Having eliminated all reformists and moderates from the political scene, Raisi’s first year in office has given an upper hand to the populist faction of the ‘revolutionaries’, headed behind the scene by Saeed Jalili, a former security official and presidential candidate. Raisi’s cabinet is dominated by populists with affinities to Russia and who are strongly opposed to the nuclear deal and any other engagement with the West.
They are also extremely illiberal in women’s and minority rights, internet access, cultural production, and even personal freedoms. State TV and radio was handed over from a pragmatist ally to a populist loyalist, who quickly marginalised pragmatists' voices.
Several leaked documents and tapes further wounded pragmatist leaders. To make matters worse, the all-powerful IRGC’s spy chief, Hossein Taeb, who has been a significant ally to the pragmatists, was fired by the Supreme Leader over a combination of corruption cases and failure to stop Israel’s sabotage and assassinations in Iran.
The difficulties of the 1980s took place when the majority of Iranians were extremely young, idealistic, collectivist, uneducated, revolutionary, anti-Western, and pious. They selflessly loved Ayatollah Khomeini and trusted the highly educated, technocratic civil servants who had devoted themselves to the success of the revolution.
"The revolution that was a collective ideal for many in the 1980s is now nothing more than a lucrative profession for some"

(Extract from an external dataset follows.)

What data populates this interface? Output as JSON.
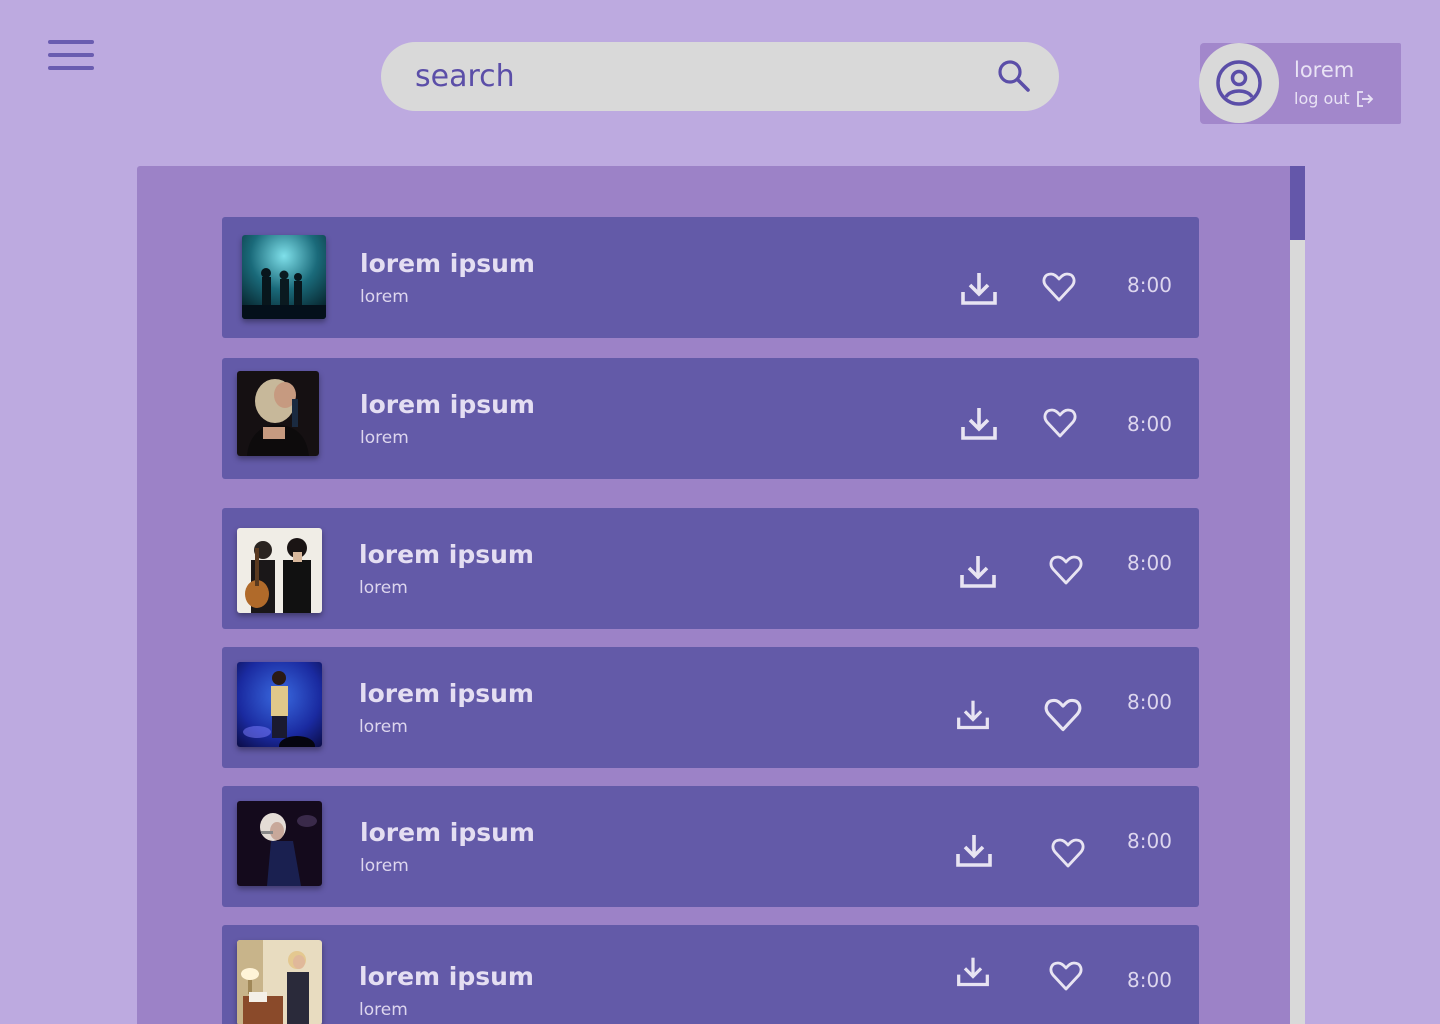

Today, Iran’s ageing population is evermore individualistic, liberal, educated, pro-Western, secular, globally connected, and resentful of the revolution, its consequences, and its leadership. Corruption and hypocrisy is now the norm among state officials at all levels, and those with the loudest revolutionary claims have the most comfortable lives in the greenest parts of the capital.
The revolution that was a collective ideal for many in the 1980s is now nothing more than a lucrative profession for some.
Ayatollah Khamenei has been encouraging the re-enactment of 1980s discourses and practices, but he has failed to see how history is repeating itself, this time as farce.
Hossein Derakhshan is a media researcher at London School of Economics. He spent six years in prison in Iran from 2008 over his pioneering blogging and digital activism.
Follow him on Twitter: @h0d3r